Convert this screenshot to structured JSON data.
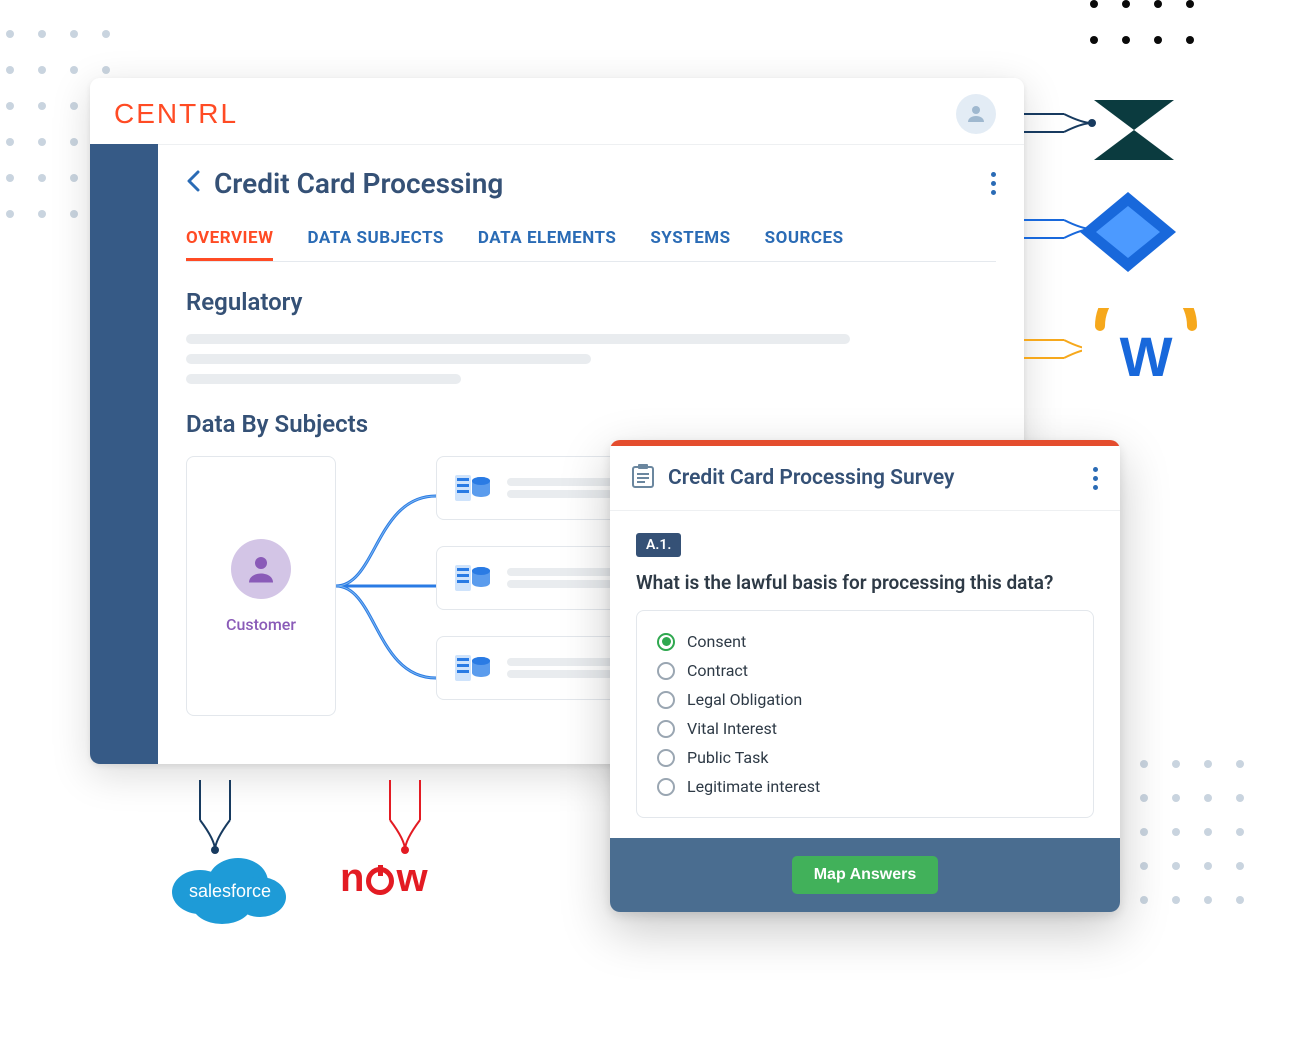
{
  "brand": "CENTRL",
  "page_title": "Credit Card Processing",
  "tabs": [
    {
      "label": "OVERVIEW",
      "active": true
    },
    {
      "label": "DATA SUBJECTS",
      "active": false
    },
    {
      "label": "DATA ELEMENTS",
      "active": false
    },
    {
      "label": "SYSTEMS",
      "active": false
    },
    {
      "label": "SOURCES",
      "active": false
    }
  ],
  "section_regulatory": "Regulatory",
  "section_dbs": "Data By Subjects",
  "subject": {
    "label": "Customer"
  },
  "survey": {
    "title": "Credit Card Processing Survey",
    "question_id": "A.1.",
    "question_text": "What is the lawful basis for processing this data?",
    "options": [
      {
        "label": "Consent",
        "selected": true
      },
      {
        "label": "Contract",
        "selected": false
      },
      {
        "label": "Legal Obligation",
        "selected": false
      },
      {
        "label": "Vital Interest",
        "selected": false
      },
      {
        "label": "Public Task",
        "selected": false
      },
      {
        "label": "Legitimate interest",
        "selected": false
      }
    ],
    "action_label": "Map Answers"
  },
  "integrations": {
    "salesforce": "salesforce",
    "servicenow": "now",
    "zendesk": "Z",
    "jira": "jira",
    "workday": "W"
  }
}
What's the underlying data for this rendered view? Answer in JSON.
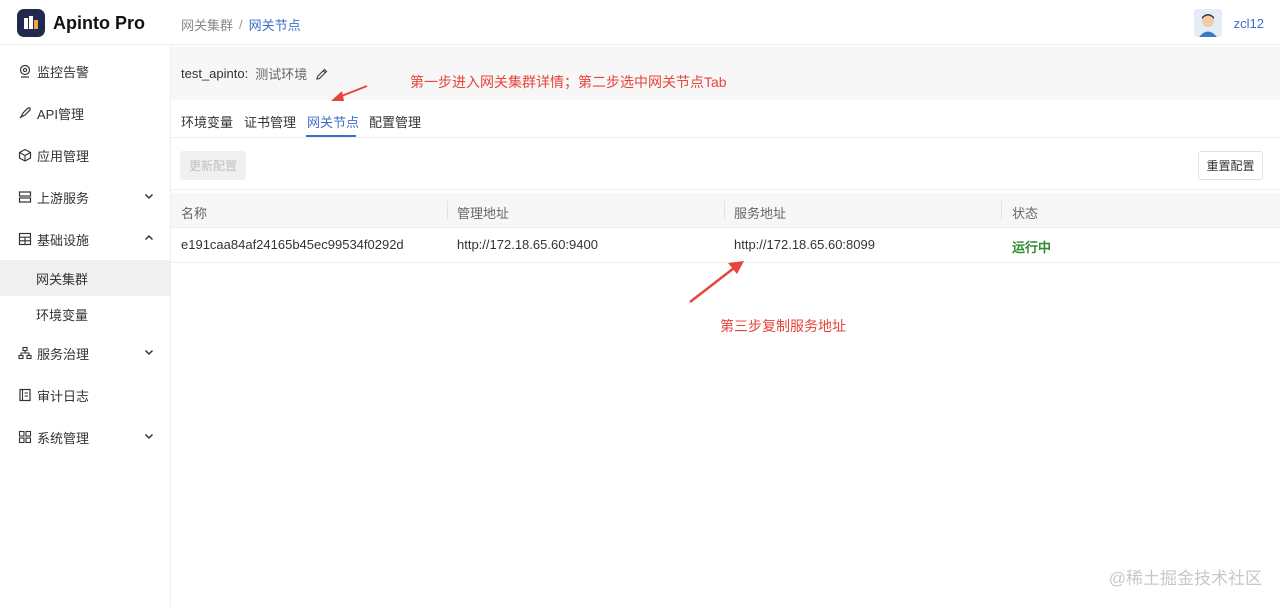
{
  "app": {
    "name": "Apinto Pro"
  },
  "breadcrumb": {
    "parent": "网关集群",
    "separator": "/",
    "current": "网关节点"
  },
  "user": {
    "name": "zcl12"
  },
  "sidebar": {
    "items": [
      {
        "label": "监控告警",
        "icon": "location-icon"
      },
      {
        "label": "API管理",
        "icon": "rocket-icon"
      },
      {
        "label": "应用管理",
        "icon": "cube-icon"
      },
      {
        "label": "上游服务",
        "icon": "server-icon",
        "expandable": true
      },
      {
        "label": "基础设施",
        "icon": "grid-icon",
        "expanded": true
      },
      {
        "label": "服务治理",
        "icon": "tree-icon",
        "expandable": true
      },
      {
        "label": "审计日志",
        "icon": "log-icon"
      },
      {
        "label": "系统管理",
        "icon": "apps-icon",
        "expandable": true
      }
    ],
    "sub": [
      {
        "label": "网关集群",
        "active": true
      },
      {
        "label": "环境变量"
      }
    ]
  },
  "page": {
    "cluster_name": "test_apinto:",
    "env_name": "测试环境"
  },
  "tabs": [
    {
      "label": "环境变量"
    },
    {
      "label": "证书管理"
    },
    {
      "label": "网关节点",
      "active": true
    },
    {
      "label": "配置管理"
    }
  ],
  "toolbar": {
    "update_label": "更新配置",
    "reset_label": "重置配置"
  },
  "table": {
    "headers": [
      "名称",
      "管理地址",
      "服务地址",
      "状态"
    ],
    "rows": [
      [
        "e191caa84af24165b45ec99534f0292d",
        "http://172.18.65.60:9400",
        "http://172.18.65.60:8099",
        "运行中"
      ]
    ]
  },
  "annotations": {
    "step1": "第一步进入网关集群详情；第二步选中网关节点Tab",
    "step3": "第三步复制服务地址"
  },
  "watermark": "@稀土掘金技术社区",
  "colors": {
    "accent": "#3d6ec7",
    "annotation": "#e8443a",
    "running": "#2e8b2e"
  }
}
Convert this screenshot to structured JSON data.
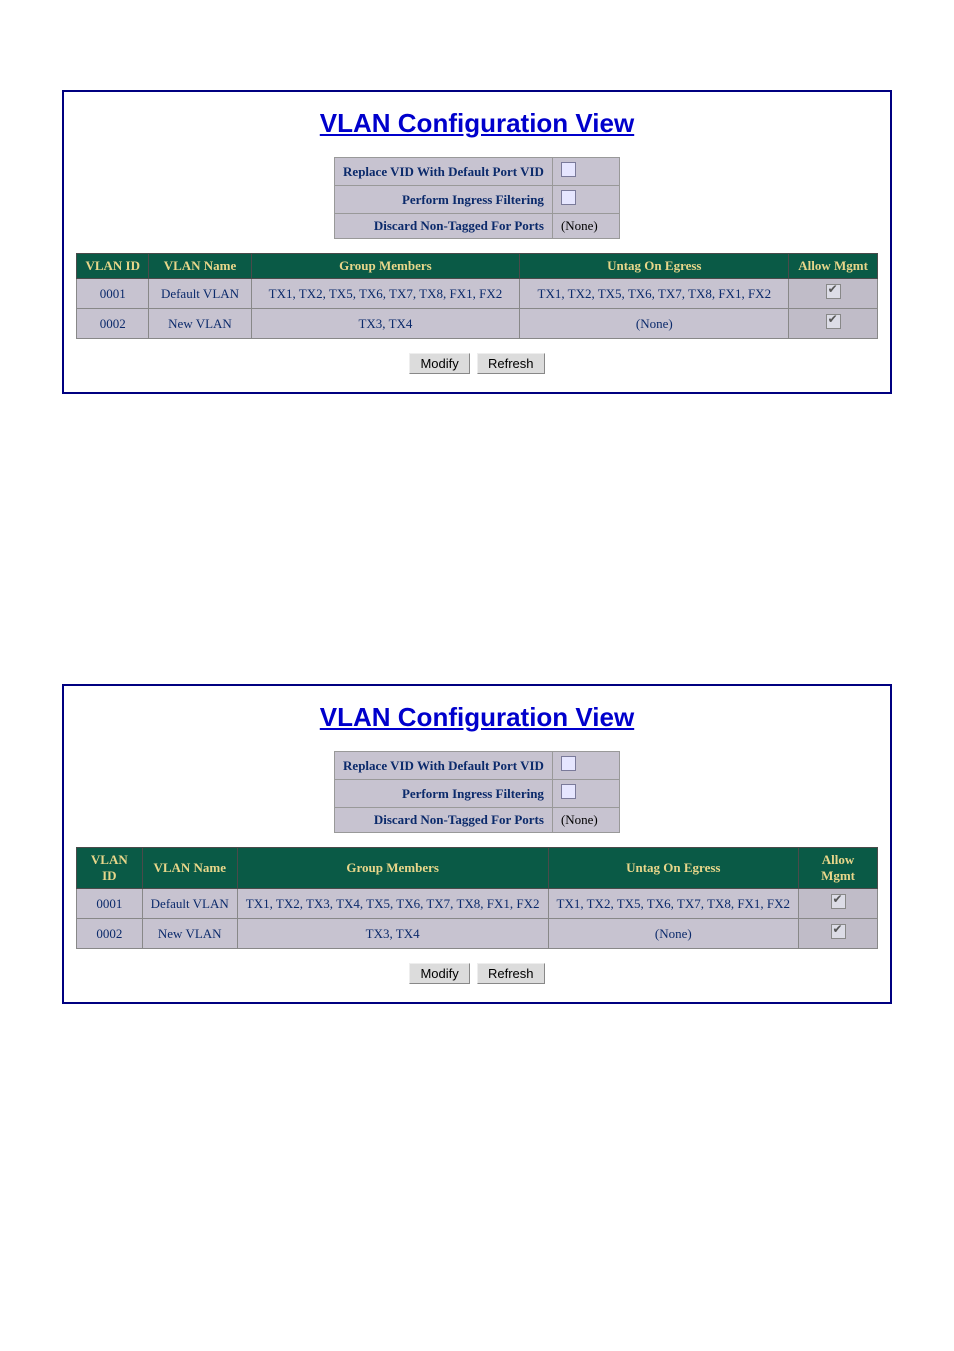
{
  "panels": [
    {
      "title": "VLAN Configuration View",
      "settings": [
        {
          "label": "Replace VID With Default Port VID",
          "type": "checkbox_off",
          "value": ""
        },
        {
          "label": "Perform Ingress Filtering",
          "type": "checkbox_off",
          "value": ""
        },
        {
          "label": "Discard Non-Tagged For Ports",
          "type": "text",
          "value": "(None)"
        }
      ],
      "headers": {
        "vlan_id": "VLAN ID",
        "vlan_name": "VLAN Name",
        "group_members": "Group Members",
        "untag_on_egress": "Untag On Egress",
        "allow_mgmt": "Allow Mgmt"
      },
      "rows": [
        {
          "vlan_id": "0001",
          "vlan_name": "Default VLAN",
          "group_members": "TX1, TX2, TX5, TX6, TX7, TX8, FX1, FX2",
          "untag_on_egress": "TX1, TX2, TX5, TX6, TX7, TX8, FX1, FX2",
          "allow_mgmt": true
        },
        {
          "vlan_id": "0002",
          "vlan_name": "New VLAN",
          "group_members": "TX3, TX4",
          "untag_on_egress": "(None)",
          "allow_mgmt": true
        }
      ],
      "buttons": {
        "modify": "Modify",
        "refresh": "Refresh"
      }
    },
    {
      "title": "VLAN Configuration View",
      "settings": [
        {
          "label": "Replace VID With Default Port VID",
          "type": "checkbox_off",
          "value": ""
        },
        {
          "label": "Perform Ingress Filtering",
          "type": "checkbox_off",
          "value": ""
        },
        {
          "label": "Discard Non-Tagged For Ports",
          "type": "text",
          "value": "(None)"
        }
      ],
      "headers": {
        "vlan_id": "VLAN ID",
        "vlan_name": "VLAN Name",
        "group_members": "Group Members",
        "untag_on_egress": "Untag On Egress",
        "allow_mgmt": "Allow Mgmt"
      },
      "rows": [
        {
          "vlan_id": "0001",
          "vlan_name": "Default VLAN",
          "group_members": "TX1, TX2, TX3, TX4, TX5, TX6, TX7, TX8, FX1, FX2",
          "untag_on_egress": "TX1, TX2, TX5, TX6, TX7, TX8, FX1, FX2",
          "allow_mgmt": true
        },
        {
          "vlan_id": "0002",
          "vlan_name": "New VLAN",
          "group_members": "TX3, TX4",
          "untag_on_egress": "(None)",
          "allow_mgmt": true
        }
      ],
      "buttons": {
        "modify": "Modify",
        "refresh": "Refresh"
      }
    }
  ]
}
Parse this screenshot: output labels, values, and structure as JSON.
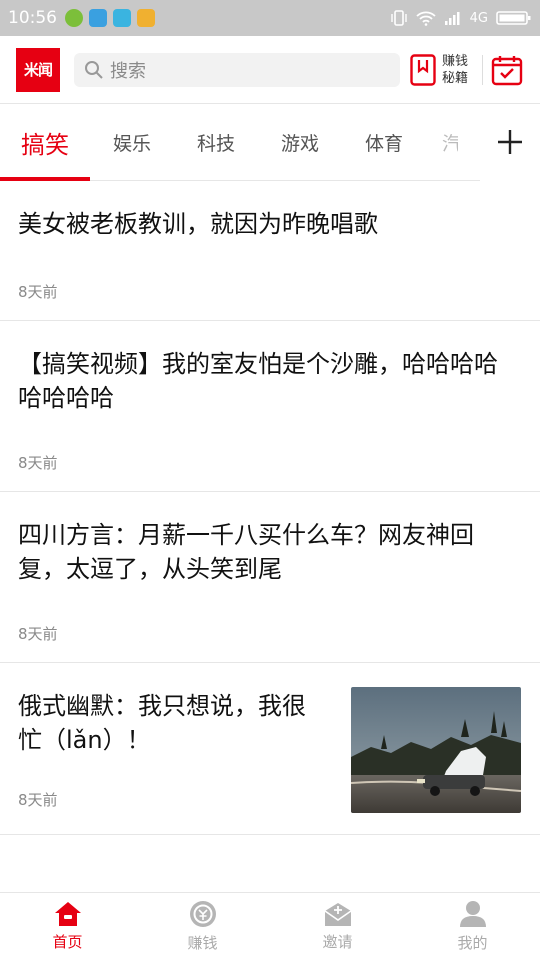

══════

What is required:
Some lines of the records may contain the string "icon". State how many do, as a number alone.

Expected answer:
8